What You Should Know About Caring for an Older Adult with Dementia
Caring for someone with Dementia can provide special challenges. Follow these tips to help you when taking care of an older adult with Dementia.
Dementia (clearcareonline.com) is a general term for loss of memory, thinking, and reasoning skills that are severe enough to interfere with daily life. A person affected by Dementia may have problems with language, memory, behavior, and emotions.
There are several different kinds of Dementia:
Dementia with Lewy bodies
Normal pressure hydrocephalus
Caring for an individual who has Dementia can have many challenges. Listed below are some tips on how to overcome the challenges or barriers that are associated with caring for someone with Dementia.
Communicating with someone who has Dementia can be one of the most challenging parts of their care. Because they may have difficulty with language, memory and emotions, they may have trouble expressing themselves and communicating clearly.
Use these tips when communicating with someone with Dementia:
Limit distractions: Turn off the TV or radio or move to a quiet setting. Before speaking, make sure you have their attention. Identify yourself by name and relation, call them by their name, and maintain eye contact.
Ask simple questions: Ask close ended questions where a simple “yes” or “no” answer will suffice. Ask one question at a time and avoid giving too many options.
Be patient: When waiting for a response, be patient with the senior and give them time. You can help prompt them with words if they are having trouble finding the right ones.
Be affectionate: Respond with physical expressions such as holding hands, touching, hugging and praise to help keep them encouraged.
Give step-by-step instructions: You can make tasks more manageable by breaking down directions into simple steps.
Individuals with Dementia may forget to eat and drink, so their nutritional needs should be monitored closely. Here are some ways to help make sure they get the nutrition they need.
Serve foods that are familiar to them.
Offer snacks and small meals regularly.
Give them one course at a time so they aren’t overwhelmed by options.

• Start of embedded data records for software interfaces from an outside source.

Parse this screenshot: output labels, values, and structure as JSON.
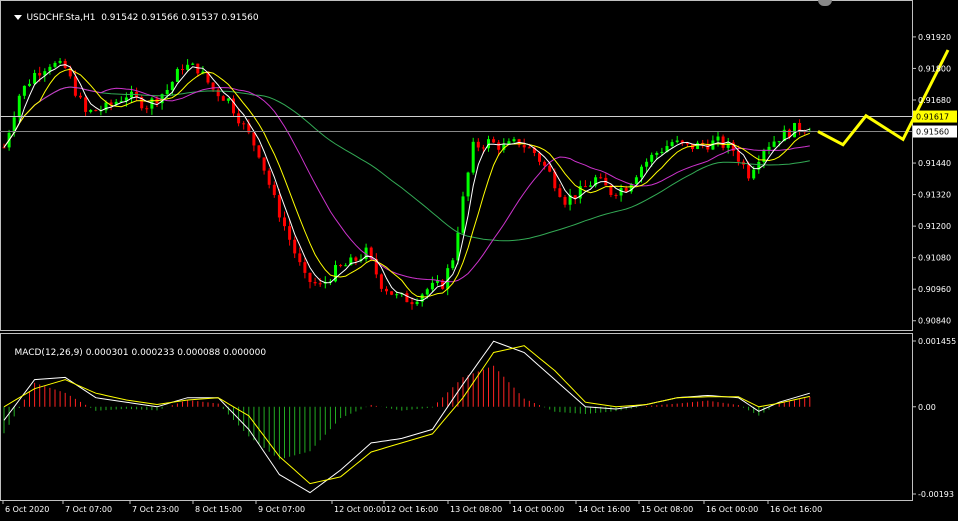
{
  "main_header": {
    "symbol_label": "USDCHF.Sta,H1",
    "ohlc": "0.91542 0.91566 0.91537 0.91560"
  },
  "macd_header": {
    "label": "MACD(12,26,9)",
    "values": "0.000301 0.000233 0.000088 0.000000"
  },
  "price_axis": {
    "ticks": [
      "0.91920",
      "0.91800",
      "0.91680",
      "0.91560",
      "0.91440",
      "0.91320",
      "0.91200",
      "0.91080",
      "0.90960",
      "0.90840"
    ],
    "highlight_line_label": "0.91617",
    "current_price_label": "0.91560"
  },
  "macd_axis": {
    "ticks": [
      "0.001455",
      "0.00",
      "-0.00193"
    ]
  },
  "time_axis": {
    "labels": [
      "6 Oct 2020",
      "7 Oct 07:00",
      "7 Oct 23:00",
      "8 Oct 15:00",
      "9 Oct 07:00",
      "12 Oct 00:00",
      "12 Oct 16:00",
      "13 Oct 08:00",
      "14 Oct 00:00",
      "14 Oct 16:00",
      "15 Oct 08:00",
      "16 Oct 00:00",
      "16 Oct 16:00"
    ]
  },
  "colors": {
    "bull": "#00ff00",
    "bear": "#ff0000",
    "ma_fast": "#ffffff",
    "ma_mid": "#ffff00",
    "ma_slow": "#cc33cc",
    "ma_long": "#33aa55",
    "forecast": "#ffff00",
    "hline": "#d0d0d0",
    "hline_label_bg": "#ffff00",
    "hist_pos": "#ff2222",
    "hist_neg": "#22aa22"
  },
  "chart_data": {
    "type": "candlestick",
    "symbol": "USDCHF.Sta",
    "timeframe": "H1",
    "y_range": [
      0.9082,
      0.9203
    ],
    "hline_level": 0.91617,
    "current_price": 0.9156,
    "close_path": [
      [
        0,
        0.915
      ],
      [
        3,
        0.917
      ],
      [
        6,
        0.9178
      ],
      [
        9,
        0.9182
      ],
      [
        12,
        0.918
      ],
      [
        16,
        0.9163
      ],
      [
        20,
        0.9165
      ],
      [
        24,
        0.917
      ],
      [
        28,
        0.9166
      ],
      [
        32,
        0.9172
      ],
      [
        35,
        0.9181
      ],
      [
        38,
        0.918
      ],
      [
        41,
        0.9172
      ],
      [
        44,
        0.9168
      ],
      [
        47,
        0.9158
      ],
      [
        50,
        0.9148
      ],
      [
        53,
        0.913
      ],
      [
        56,
        0.9115
      ],
      [
        59,
        0.91
      ],
      [
        62,
        0.9097
      ],
      [
        65,
        0.9103
      ],
      [
        68,
        0.9106
      ],
      [
        71,
        0.911
      ],
      [
        74,
        0.9098
      ],
      [
        77,
        0.9093
      ],
      [
        80,
        0.9092
      ],
      [
        83,
        0.9096
      ],
      [
        86,
        0.9098
      ],
      [
        88,
        0.9108
      ],
      [
        90,
        0.913
      ],
      [
        92,
        0.915
      ],
      [
        95,
        0.9152
      ],
      [
        98,
        0.915
      ],
      [
        101,
        0.9152
      ],
      [
        104,
        0.9148
      ],
      [
        107,
        0.914
      ],
      [
        110,
        0.913
      ],
      [
        113,
        0.9133
      ],
      [
        116,
        0.9138
      ],
      [
        119,
        0.9133
      ],
      [
        122,
        0.9135
      ],
      [
        125,
        0.9143
      ],
      [
        128,
        0.9148
      ],
      [
        131,
        0.9152
      ],
      [
        134,
        0.915
      ],
      [
        137,
        0.9151
      ],
      [
        140,
        0.9152
      ],
      [
        143,
        0.9149
      ],
      [
        146,
        0.914
      ],
      [
        149,
        0.915
      ],
      [
        152,
        0.9154
      ],
      [
        155,
        0.9157
      ],
      [
        158,
        0.9158
      ]
    ],
    "macd_range": [
      -0.00193,
      0.001455
    ],
    "macd_main_path": [
      [
        0,
        -0.0003
      ],
      [
        6,
        0.0006
      ],
      [
        12,
        0.00065
      ],
      [
        18,
        0.0002
      ],
      [
        24,
        0.0001
      ],
      [
        30,
        0.0
      ],
      [
        36,
        0.0002
      ],
      [
        42,
        0.0002
      ],
      [
        48,
        -0.0005
      ],
      [
        54,
        -0.0015
      ],
      [
        60,
        -0.0019
      ],
      [
        66,
        -0.0014
      ],
      [
        72,
        -0.0008
      ],
      [
        78,
        -0.0007
      ],
      [
        84,
        -0.0005
      ],
      [
        90,
        0.0005
      ],
      [
        96,
        0.00145
      ],
      [
        102,
        0.0012
      ],
      [
        108,
        0.0006
      ],
      [
        114,
        0.0
      ],
      [
        120,
        -5e-05
      ],
      [
        126,
        5e-05
      ],
      [
        132,
        0.0002
      ],
      [
        138,
        0.00025
      ],
      [
        144,
        0.0002
      ],
      [
        148,
        -0.0001
      ],
      [
        152,
        0.0001
      ],
      [
        158,
        0.0003
      ]
    ],
    "macd_signal_path": [
      [
        0,
        0.0
      ],
      [
        6,
        0.0004
      ],
      [
        12,
        0.0006
      ],
      [
        18,
        0.0003
      ],
      [
        24,
        0.00015
      ],
      [
        30,
        5e-05
      ],
      [
        36,
        0.00015
      ],
      [
        42,
        0.0002
      ],
      [
        48,
        -0.0002
      ],
      [
        54,
        -0.0011
      ],
      [
        60,
        -0.0017
      ],
      [
        66,
        -0.00155
      ],
      [
        72,
        -0.001
      ],
      [
        78,
        -0.0008
      ],
      [
        84,
        -0.0006
      ],
      [
        90,
        0.0002
      ],
      [
        96,
        0.0012
      ],
      [
        102,
        0.00135
      ],
      [
        108,
        0.0008
      ],
      [
        114,
        0.0001
      ],
      [
        120,
        0.0
      ],
      [
        126,
        5e-05
      ],
      [
        132,
        0.0002
      ],
      [
        138,
        0.00022
      ],
      [
        144,
        0.00022
      ],
      [
        148,
        0.0
      ],
      [
        152,
        8e-05
      ],
      [
        158,
        0.00023
      ]
    ],
    "forecast_path": [
      [
        0.9156,
        0.91585
      ],
      [
        0.9151,
        0.9151
      ],
      [
        0.9162,
        0.91617
      ],
      [
        0.9153,
        0.9153
      ],
      [
        0.9187,
        0.9187
      ]
    ]
  }
}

Serve food on plain dishes. Avoid dishes that have patterns.
Some individuals may have difficulty chewing or swallowing.
Serve them foods that are easy to swallow. Eat with them so they can see you chewing.
Set an alarm to remind them about mealtimes.